__YOUR GOAL__: Among the records below, find each line containing the word "BLUEFUSION" and copy it.

(Web page and app entries)
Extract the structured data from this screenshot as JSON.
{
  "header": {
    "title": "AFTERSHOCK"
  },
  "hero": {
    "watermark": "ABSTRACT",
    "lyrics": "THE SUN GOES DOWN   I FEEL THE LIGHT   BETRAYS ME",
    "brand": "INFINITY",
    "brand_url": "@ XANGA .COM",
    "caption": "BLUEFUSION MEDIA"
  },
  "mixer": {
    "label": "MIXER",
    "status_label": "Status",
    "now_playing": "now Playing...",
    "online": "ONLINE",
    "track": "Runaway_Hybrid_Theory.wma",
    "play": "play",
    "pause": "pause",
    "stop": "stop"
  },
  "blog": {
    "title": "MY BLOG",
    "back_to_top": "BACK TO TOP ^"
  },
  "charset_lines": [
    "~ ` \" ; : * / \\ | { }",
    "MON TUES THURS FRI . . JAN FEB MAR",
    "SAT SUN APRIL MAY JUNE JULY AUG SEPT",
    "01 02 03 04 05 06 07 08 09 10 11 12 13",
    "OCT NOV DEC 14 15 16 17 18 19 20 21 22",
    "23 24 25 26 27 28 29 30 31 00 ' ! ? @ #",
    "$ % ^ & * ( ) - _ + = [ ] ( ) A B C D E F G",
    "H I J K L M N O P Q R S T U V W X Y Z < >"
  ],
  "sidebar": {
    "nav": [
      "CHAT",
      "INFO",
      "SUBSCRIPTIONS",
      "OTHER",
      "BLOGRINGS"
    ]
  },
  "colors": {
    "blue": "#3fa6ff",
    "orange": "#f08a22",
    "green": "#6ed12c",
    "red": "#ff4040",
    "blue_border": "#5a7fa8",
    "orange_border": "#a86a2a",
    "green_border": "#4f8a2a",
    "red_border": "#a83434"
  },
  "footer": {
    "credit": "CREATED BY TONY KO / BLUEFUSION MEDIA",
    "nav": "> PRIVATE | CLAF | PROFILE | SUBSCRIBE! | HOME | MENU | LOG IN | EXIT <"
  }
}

__RESPONSE AREA__:
    "caption": "BLUEFUSION MEDIA"
    "credit": "CREATED BY TONY KO / BLUEFUSION MEDIA",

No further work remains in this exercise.